As always, my children were excited to try out a new science set. We started with the crystal trees. The children have made these before - they are a pretty common item, but they always enjoy them. The tree was easily slotted into the base, but the bird was much more difficult. The children couldn't get and neither could I. My husband tried for awhile before declaring it a _________. I eventually managed by trimming the paper which had become very frayed attempting to fit into a base that had gaps to small, prying the gap open with a butter knide and having my son jam it in. The whole process took about 45 minutes. We then discovered the jar of crystal fluid was broken but it appeared to have gathered up in the plastic bag so I carefully poured this into the base. By the next day they were a couple of tiny crystal cluster on both, but none larger than a half a grain of rice.. The picture to the far left on the box is meant to be the crystal tree and resembles ones we have grown in the past. We did grow a seperate tree from another company at the same time which came out perfectly. So experiment #1 & 2 - total failure.
Experiment # 3
For this experiment you were meant to place the limestone rocks in the tray with vinegar, and crystal are meant to grow as the vinegar evaporates. Our rocks just dissolved into mush - we never did get even the tiniest crystal. You are meant to add the food colour after the crystals start to grow, but as ours never did, we never used this. Once again, this experiment was a total failure.
Experiment #4 called for us to suspend the paperclip in a jar of salt water. Slat crystals should form on the crystal as the water evaporates. We didn't have the paper clip, and we've done this before - so we didn't bother.

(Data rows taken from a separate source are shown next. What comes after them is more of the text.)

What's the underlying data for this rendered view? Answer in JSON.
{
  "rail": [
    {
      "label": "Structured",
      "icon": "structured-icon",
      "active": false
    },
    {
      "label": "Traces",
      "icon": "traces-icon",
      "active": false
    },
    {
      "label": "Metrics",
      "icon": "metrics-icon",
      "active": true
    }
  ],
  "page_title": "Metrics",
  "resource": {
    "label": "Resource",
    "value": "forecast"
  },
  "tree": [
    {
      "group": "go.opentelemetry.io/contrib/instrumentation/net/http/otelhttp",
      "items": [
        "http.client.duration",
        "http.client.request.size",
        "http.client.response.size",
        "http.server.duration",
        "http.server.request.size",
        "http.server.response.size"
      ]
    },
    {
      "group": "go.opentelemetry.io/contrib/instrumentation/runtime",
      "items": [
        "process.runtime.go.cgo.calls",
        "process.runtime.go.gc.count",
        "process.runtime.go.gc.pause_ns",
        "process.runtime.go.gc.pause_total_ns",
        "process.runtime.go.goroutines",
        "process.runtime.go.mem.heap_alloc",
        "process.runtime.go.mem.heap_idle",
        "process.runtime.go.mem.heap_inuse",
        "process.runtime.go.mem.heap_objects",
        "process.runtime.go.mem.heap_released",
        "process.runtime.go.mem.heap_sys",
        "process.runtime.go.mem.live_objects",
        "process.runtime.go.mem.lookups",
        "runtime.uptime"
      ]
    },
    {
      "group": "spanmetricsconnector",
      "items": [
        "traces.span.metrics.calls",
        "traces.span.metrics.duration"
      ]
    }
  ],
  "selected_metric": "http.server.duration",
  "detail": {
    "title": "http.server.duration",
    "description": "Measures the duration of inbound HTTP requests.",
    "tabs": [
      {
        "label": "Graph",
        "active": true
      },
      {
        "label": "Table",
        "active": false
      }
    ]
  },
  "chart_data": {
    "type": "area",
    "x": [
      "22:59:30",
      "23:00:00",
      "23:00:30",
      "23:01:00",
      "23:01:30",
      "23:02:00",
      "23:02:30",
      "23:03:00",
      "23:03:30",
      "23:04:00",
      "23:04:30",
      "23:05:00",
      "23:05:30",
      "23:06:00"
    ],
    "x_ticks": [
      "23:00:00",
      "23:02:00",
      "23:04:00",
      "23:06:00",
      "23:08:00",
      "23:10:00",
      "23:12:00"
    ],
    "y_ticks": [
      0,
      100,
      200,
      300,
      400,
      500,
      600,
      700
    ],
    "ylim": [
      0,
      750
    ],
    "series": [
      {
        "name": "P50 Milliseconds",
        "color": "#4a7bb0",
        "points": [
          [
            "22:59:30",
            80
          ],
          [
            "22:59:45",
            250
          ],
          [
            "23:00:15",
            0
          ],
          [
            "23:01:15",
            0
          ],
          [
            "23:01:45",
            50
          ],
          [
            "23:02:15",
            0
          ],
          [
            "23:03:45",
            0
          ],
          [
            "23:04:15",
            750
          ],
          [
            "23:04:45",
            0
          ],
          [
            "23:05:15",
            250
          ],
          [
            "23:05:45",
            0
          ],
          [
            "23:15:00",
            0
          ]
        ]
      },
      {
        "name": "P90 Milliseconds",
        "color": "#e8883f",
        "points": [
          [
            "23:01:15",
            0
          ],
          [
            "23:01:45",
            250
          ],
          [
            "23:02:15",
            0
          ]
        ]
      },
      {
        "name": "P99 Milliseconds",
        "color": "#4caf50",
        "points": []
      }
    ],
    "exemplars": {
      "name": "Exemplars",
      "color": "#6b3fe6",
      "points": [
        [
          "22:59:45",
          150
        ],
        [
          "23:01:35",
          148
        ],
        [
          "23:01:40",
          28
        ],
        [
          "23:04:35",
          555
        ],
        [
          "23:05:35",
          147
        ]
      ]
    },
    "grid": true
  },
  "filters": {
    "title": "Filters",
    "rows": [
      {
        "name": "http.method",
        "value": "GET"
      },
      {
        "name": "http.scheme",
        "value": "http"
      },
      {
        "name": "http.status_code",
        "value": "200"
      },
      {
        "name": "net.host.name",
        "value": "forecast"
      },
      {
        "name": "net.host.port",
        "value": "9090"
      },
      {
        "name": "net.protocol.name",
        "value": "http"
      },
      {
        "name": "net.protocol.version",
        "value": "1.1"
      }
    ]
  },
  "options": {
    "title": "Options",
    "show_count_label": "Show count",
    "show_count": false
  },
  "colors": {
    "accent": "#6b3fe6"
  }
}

Experiment number 5 called for collecting rocks and soaking them in a salt and vinegar solution. This does not require anything from the kit, but is basically a way to make it look like you get more activities. We did not try this one.
The instructions for this are terrible. You are meant to braid a bit of string and drape it between the two peaks. You are then meant to make a solution of biocarbonate of soda exactly as done in experiment 4 - except you didn't use baking soda in experiment 4, it was salt. However I assumed they meant use the same amounts of baking soda. We tried it , it did not work. I have however looked up the experiment online - it is common one, and I'm sure it is in some of science books too, you just normally use two glasses instead of the cave. The instructions I have found do not call for baking soda at all, but salt, so we are going to try again tonight. I'll also need a new string. The thick absorbent string that the instructions said to braid sucked up the liquid too quickly, so there was no time for anything to evaporate, it just ran all over the table and down onto the floor. My son ran past in sock feet, slipped in the water and fell on the coffee table where this was set up. Still this is the best part of the set. The plastic cave can be used with toy dinosaurs, which means it goes nicely with the Swamp Science Set, which also ended up as a plastic dinosaur habitat.
Needless to say, the children were disappointed with this set. So was I . I can't really come up with much in the way of redeeming qualities, but once again I would suggest they might consider hiring my either of my sons as a scientific advisor. They do know the difference between triops and brine shrimp and they also know the difference between salt and baking soda.
Discover the science of crystals as you grow stalactites in your very own cave and a crystal bearing tree that gives almost instant reults, plus much more.